In 2010, the American Recovery and Reinvestment Act awarded Merrill Technologies Group a $22 million advanced energy manufacturing tax credit that then-Gov. Jennifer Granholm's office said was used to buy advanced manufacturing equipment needed to create wind turbine components in a facility in Saginaw. The Recovery Act also gave Merrill Technologies another $3 million.
The former governor trumpeted the facility as the future of Michigan's economy that would help create 89,918 clean energy jobs.
The facility produced one wind turbine that triggered news reports around the country.
The facility "never got started," said Michael Shore, spokesman for the Michigan Economic Development Corp., in an email he sent in May in response to questions about the project.
Yet, that hasn't stopped wind power advocates around the country from touting the project as a success.
The American Wind Energy Association, a national trade association based in Washington, D.C., still cited the Saginaw facility in its 2014 update on wind manufacturing in the state.

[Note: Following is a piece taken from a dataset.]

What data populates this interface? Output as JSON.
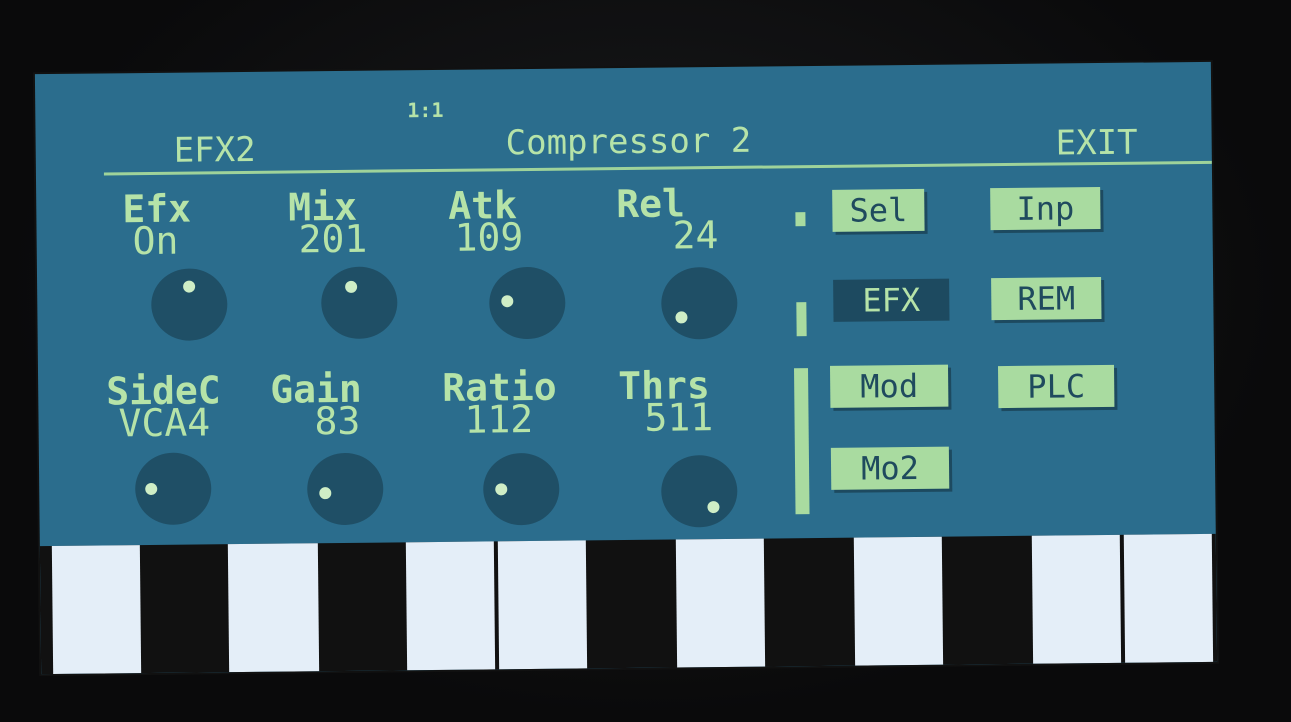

Saginaw Future Inc., which is a public-private alliance that includes the city of Saginaw and 15 local municipalities, cited the wind turbine facility on its website, stating that the expectation is the facility "will become a major supplier for Michigan-made wind turbines … "
Andrea Fisher, a spokeswoman for Merrill Technologies, said the company was eligible for, but did not receive, the $22 million advanced energy manufacturing tax credit from the Recovery Act.
Merrill did receive $3 million from the Recovery Act, which the company matched with its own $3 million. That equipment is not being used for building parts for wind turbines but is being used for other manufacturing purposes, Fisher said.
In a presentation in May at the World Energy Innovation Forum, former Gov. Granholm included the Saginaw facility project as contributing to the inaccurate 89,000 clean energy jobs in Michigan figure.
"It does not surprise me that wind power proponents point to this as a 'success story,' " said James Taylor, senior fellow for environmental policy with the Heartland Institute. "The reason being is wind subsidies across the board have been wasteful boondoggles that produce little wind power, fewer jobs, but tremendous economic hardship. Wind power so-called 'jobs created' are merely jobs purloined from conventional energy companies and come at the expense of jobs throughout the entire economy."
Lindsay North of American Wind Energy Association and Tom Miller, spokesman for Saginaw Future, did not respond to requests for comment.
(Editor's note: Merrill Technologies officials responded after this story originally was posted. The company's comments are included above.)